Buy it on Amazon

The Poisonwood Bible by Barbara Kingsolver

Adult Historical Fiction

The Poisonwood Bible is a story told by the wife and four daughters of Nathan Price, a fierce, evangelical Baptist who takes his family and mission to the Belgian Congo in 1959. They carry with them everything they believe they will need from home, but soon find that all of it—from garden seeds to Scripture—is calamitously transformed on African soil. What follows is a suspenseful epic of one family's tragic undoing and remarkable reconstruction over the course of three decades in postcolonial Africa.

Why I'm excited to read it: A few weeks ago, I wrote a post about modern books that I think will become classics. While researching that post, I kept coming across this book. I don't read enough about Africa, so I decided to give it a shot.

Buy it on Amazon

Sabrina by Nick Drnaso

Adult Mystery Graphic Novel

When Sabrina disappears, an airman in the U.S. Air Force is drawn into a web of suppositions, wild theories, and outright lies. He reports to work every night in a bare, sterile fortress that serves as no protection from a situation that threatens the sanity of Teddy, his childhood friend and the boyfriend of the missing woman. Sabrina’s grieving sister, Sandra, struggles to fill her days as she waits in purgatory. After a videotape surfaces, we see devastation shown through a cinematic lens, as true tragedy is distorted when fringe thinkers and conspiracy theorists begin to interpret events to fit their own narratives.

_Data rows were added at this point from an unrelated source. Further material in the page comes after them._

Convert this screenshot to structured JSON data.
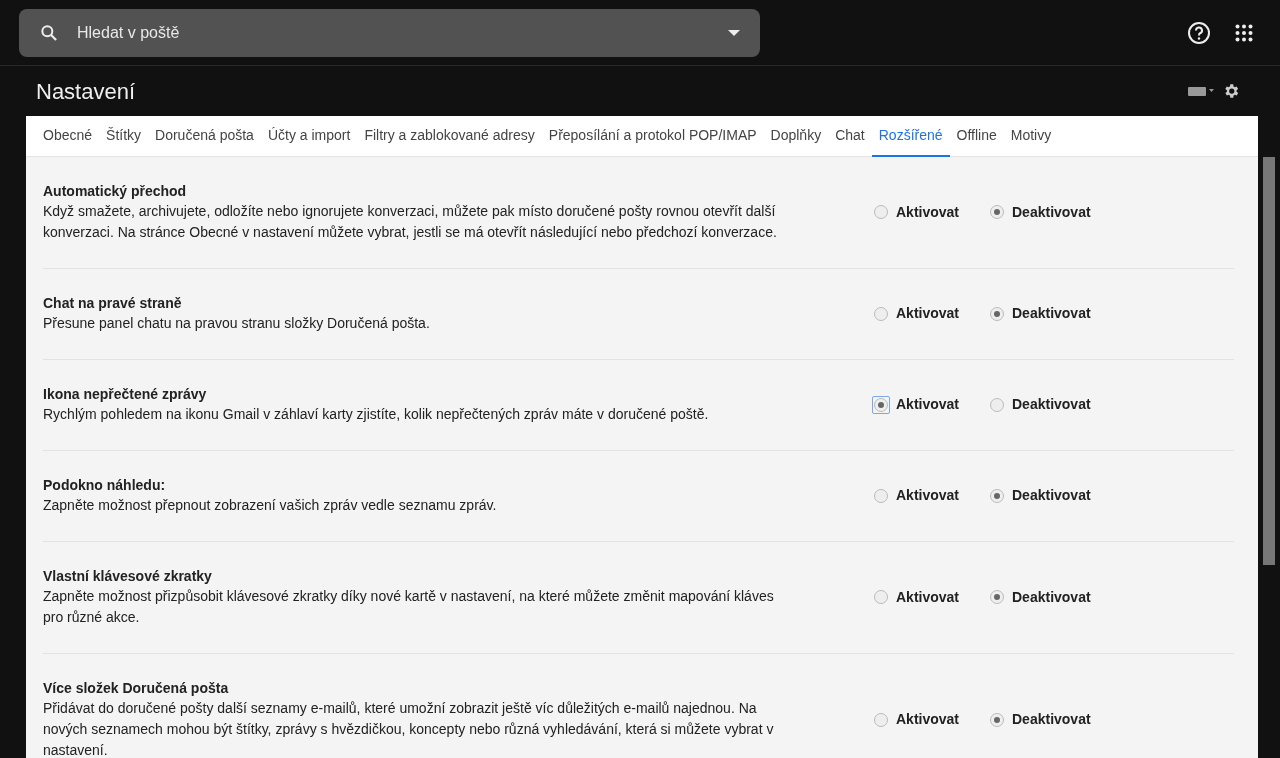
{
  "search": {
    "placeholder": "Hledat v poště"
  },
  "header": {
    "title": "Nastavení"
  },
  "tabs": [
    {
      "label": "Obecné",
      "selected": false
    },
    {
      "label": "Štítky",
      "selected": false
    },
    {
      "label": "Doručená pošta",
      "selected": false
    },
    {
      "label": "Účty a import",
      "selected": false
    },
    {
      "label": "Filtry a zablokované adresy",
      "selected": false
    },
    {
      "label": "Přeposílání a protokol POP/IMAP",
      "selected": false
    },
    {
      "label": "Doplňky",
      "selected": false
    },
    {
      "label": "Chat",
      "selected": false
    },
    {
      "label": "Rozšířené",
      "selected": true
    },
    {
      "label": "Offline",
      "selected": false
    },
    {
      "label": "Motivy",
      "selected": false
    }
  ],
  "settings": [
    {
      "title": "Automatický přechod",
      "description": "Když smažete, archivujete, odložíte nebo ignorujete konverzaci, můžete pak místo doručené pošty rovnou otevřít další konverzaci. Na stránce Obecné v nastavení můžete vybrat, jestli se má otevřít následující nebo předchozí konverzace.",
      "options": [
        {
          "label": "Aktivovat",
          "selected": false,
          "focused": false
        },
        {
          "label": "Deaktivovat",
          "selected": true,
          "focused": false
        }
      ]
    },
    {
      "title": "Chat na pravé straně",
      "description": "Přesune panel chatu na pravou stranu složky Doručená pošta.",
      "options": [
        {
          "label": "Aktivovat",
          "selected": false,
          "focused": false
        },
        {
          "label": "Deaktivovat",
          "selected": true,
          "focused": false
        }
      ]
    },
    {
      "title": "Ikona nepřečtené zprávy",
      "description": "Rychlým pohledem na ikonu Gmail v záhlaví karty zjistíte, kolik nepřečtených zpráv máte v doručené poště.",
      "options": [
        {
          "label": "Aktivovat",
          "selected": true,
          "focused": true
        },
        {
          "label": "Deaktivovat",
          "selected": false,
          "focused": false
        }
      ]
    },
    {
      "title": "Podokno náhledu:",
      "description": "Zapněte možnost přepnout zobrazení vašich zpráv vedle seznamu zpráv.",
      "options": [
        {
          "label": "Aktivovat",
          "selected": false,
          "focused": false
        },
        {
          "label": "Deaktivovat",
          "selected": true,
          "focused": false
        }
      ]
    },
    {
      "title": "Vlastní klávesové zkratky",
      "description": "Zapněte možnost přizpůsobit klávesové zkratky díky nové kartě v nastavení, na které můžete změnit mapování kláves pro různé akce.",
      "options": [
        {
          "label": "Aktivovat",
          "selected": false,
          "focused": false
        },
        {
          "label": "Deaktivovat",
          "selected": true,
          "focused": false
        }
      ]
    },
    {
      "title": "Více složek Doručená pošta",
      "description": "Přidávat do doručené pošty další seznamy e-mailů, které umožní zobrazit ještě víc důležitých e-mailů najednou. Na nových seznamech mohou být štítky, zprávy s hvězdičkou, koncepty nebo různá vyhledávání, která si můžete vybrat v nastavení.",
      "options": [
        {
          "label": "Aktivovat",
          "selected": false,
          "focused": false
        },
        {
          "label": "Deaktivovat",
          "selected": true,
          "focused": false
        }
      ]
    }
  ]
}
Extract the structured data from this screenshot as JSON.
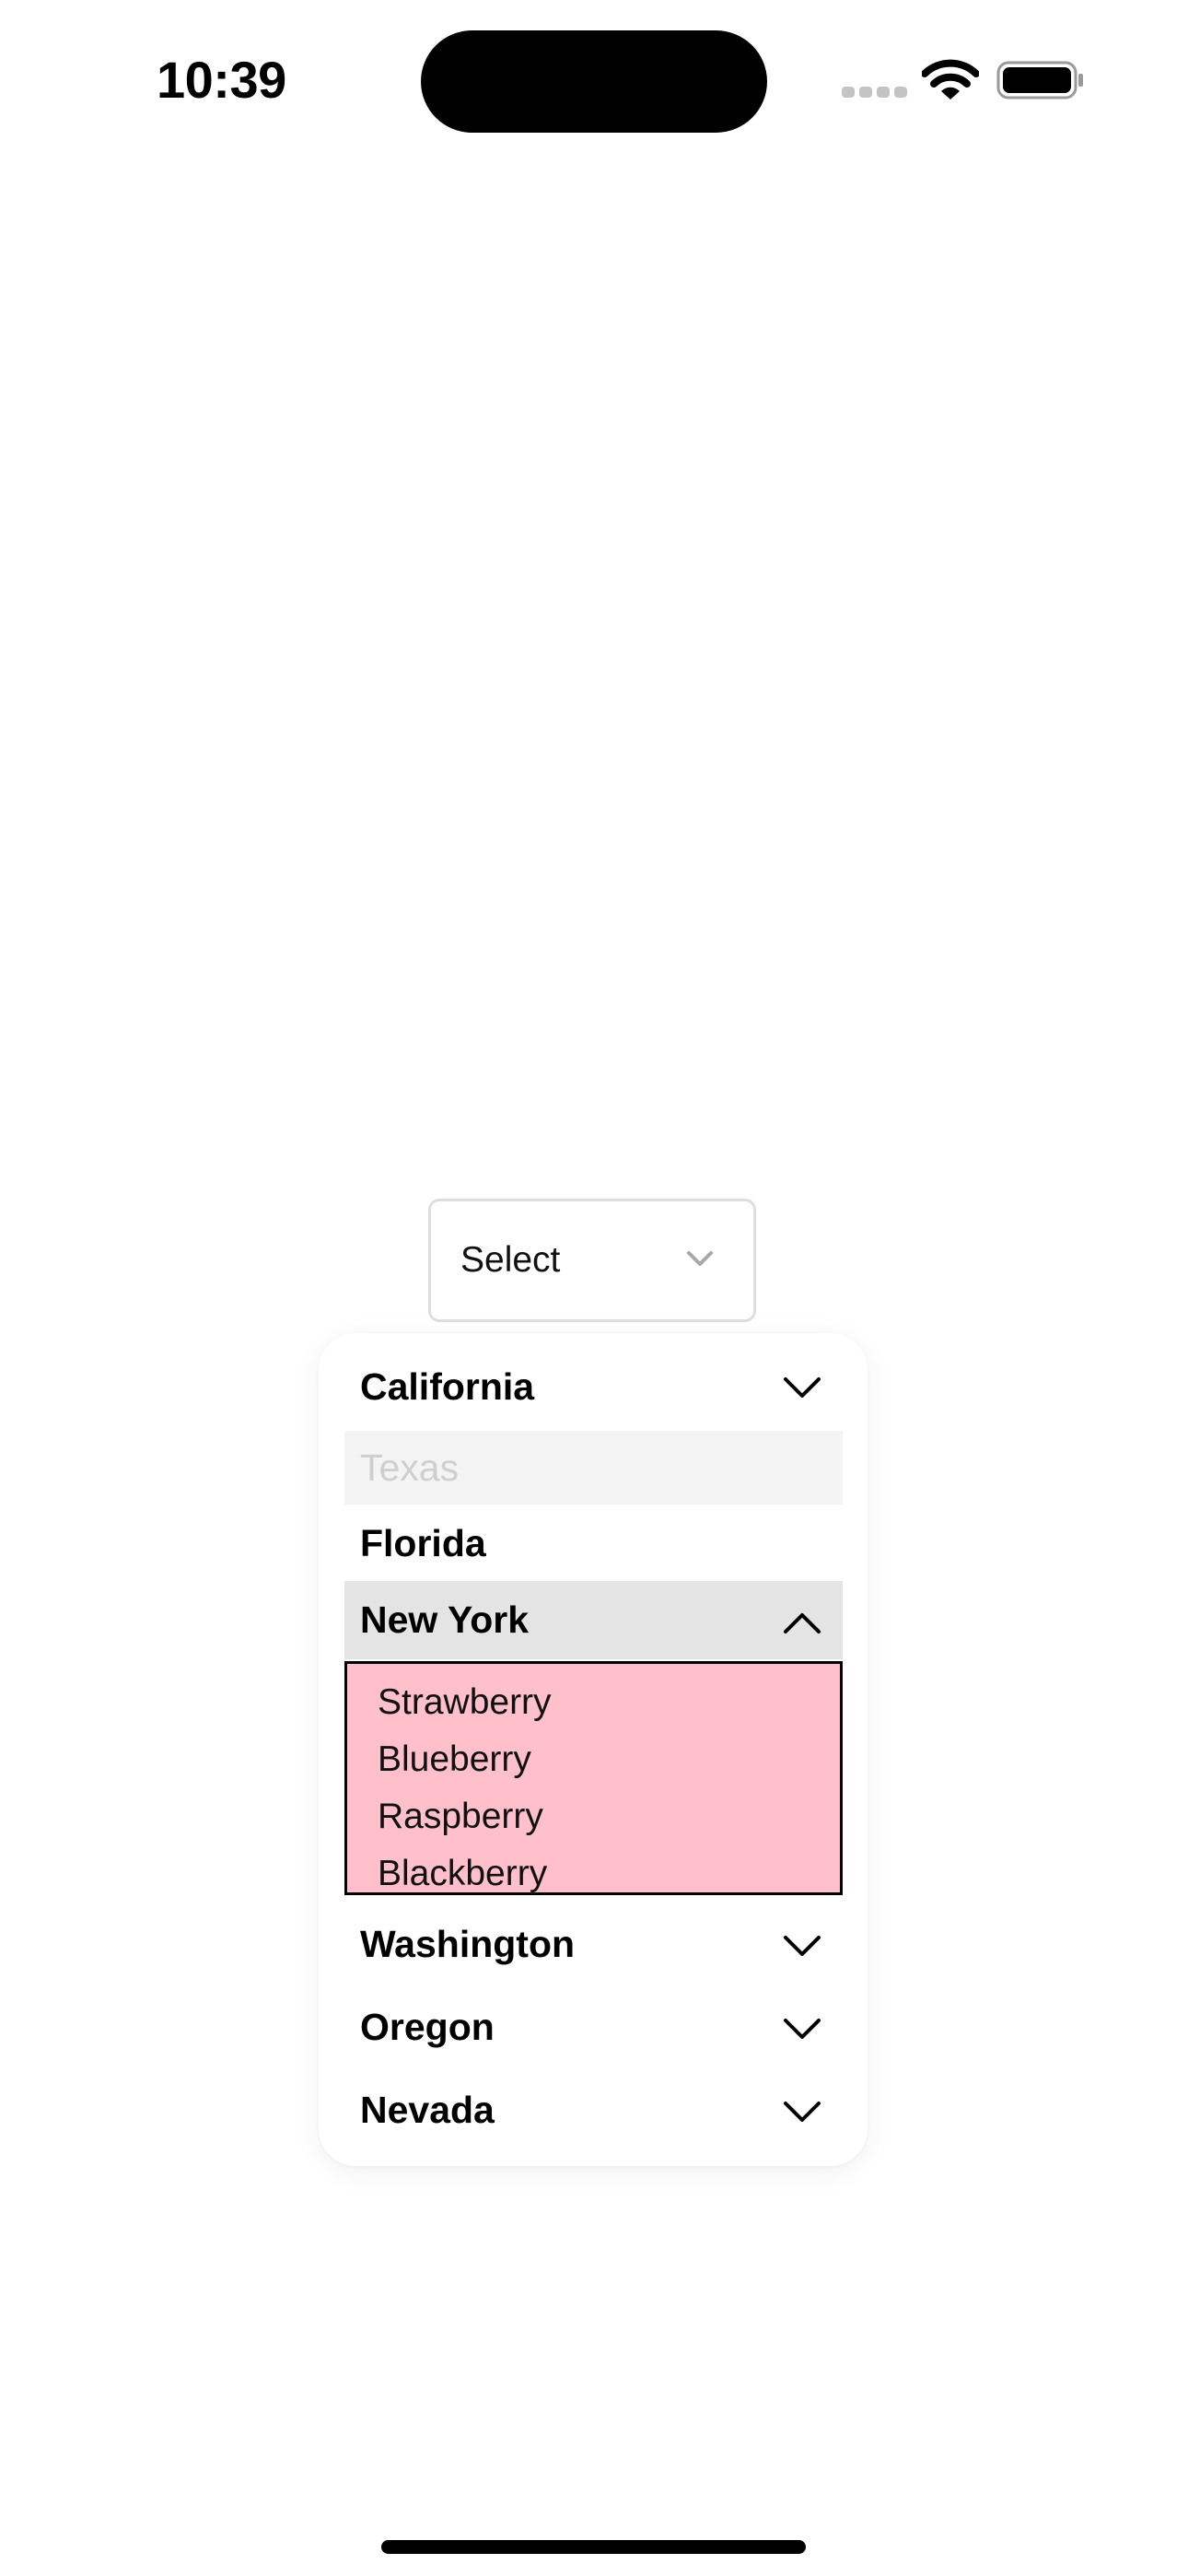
{
  "status_bar": {
    "time": "10:39"
  },
  "select": {
    "label": "Select",
    "chevron_icon": "chevron-down-icon"
  },
  "dropdown": {
    "items": [
      {
        "label": "California",
        "state": "collapsed",
        "icon": "chevron-down-icon"
      },
      {
        "label": "Texas",
        "state": "disabled"
      },
      {
        "label": "Florida",
        "state": "plain"
      },
      {
        "label": "New York",
        "state": "expanded",
        "icon": "chevron-up-icon",
        "children": [
          "Strawberry",
          "Blueberry",
          "Raspberry",
          "Blackberry"
        ]
      },
      {
        "label": "Washington",
        "state": "collapsed",
        "icon": "chevron-down-icon"
      },
      {
        "label": "Oregon",
        "state": "collapsed",
        "icon": "chevron-down-icon"
      },
      {
        "label": "Nevada",
        "state": "collapsed",
        "icon": "chevron-down-icon"
      }
    ]
  },
  "colors": {
    "submenu_background": "#ffc0cb",
    "expanded_row_background": "#e4e4e4",
    "disabled_row_background": "#f4f4f4",
    "disabled_text": "#cfcfcf"
  }
}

Why I'm excited to read it: Honestly, I don't understand what this book is about. I became interested in it after it made the Booker Prize longlist, and all the literature snobs on Twitter were like, "Eww, a graphic novel? That's not a real book." Graphic novels are real books, and I want to know how this one got the attention of a stuffy award committee. There must be something special about it.

Buy it on Amazon

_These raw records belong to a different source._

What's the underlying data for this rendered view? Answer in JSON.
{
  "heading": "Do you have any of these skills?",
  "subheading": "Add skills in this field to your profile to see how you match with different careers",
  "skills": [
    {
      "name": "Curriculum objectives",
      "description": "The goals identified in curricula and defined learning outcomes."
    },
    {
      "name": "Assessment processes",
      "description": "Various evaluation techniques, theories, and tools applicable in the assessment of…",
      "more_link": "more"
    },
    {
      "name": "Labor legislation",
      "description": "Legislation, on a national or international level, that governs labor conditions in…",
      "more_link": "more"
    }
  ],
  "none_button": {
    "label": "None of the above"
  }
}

Have you read any of these books? What did you think?


  1. Loved loved Southern Book Club - gory and creepy! Dead Mountain was a fantastic read - so eerie!

  2. Dead Mountain sounds interesting, but not something to read before going off on a winter hike. Mary Roach is a hoot, and I read "The Posionwood Bible last year and reviewed it, I think. I like how she used the four daughters to give four insights into Africa.

  3. I have not read any of these, but I heard amazing things about Anger is a Gift. Hope you adore them all.

  4. I read The Poisonwood Bible many years ago, I'd love to read it again!

  5. Oooh I want to read Southern Book Club too! Dead Mountain sounds really good too. I have been sitting on Our Dark Duet for... Idk, since the day it published, even though Book 1 wasn't my fave either. Whoops? Stiff sounds really interesting, but I know it will send me into a death panic spiral, so I shall refrain. Also, funny enough, I buy to soothe my depression, but then spending the money makes anxiety worse bwahha. Hope you enjoy these!

  6. I've read Liz Moore's novel Unseen World and her book Heft but liked her novel Long Bright River best! Very good. Now about this Dyatlov Pass incident, which I'm a newbie to knowing about, what was the radiation on their clothes? You have me interested. And I still need to read the Poisonwood Bible!

  7. I'm adding Anger is a Gift, and The Last Hours to my TBR! 📚

    I have the Hendrix book on my TBR and The Poisonwood Bible. 👍

  8. 'The Southern Book Club's Gude To Slaying Vampires' is a fab title! :)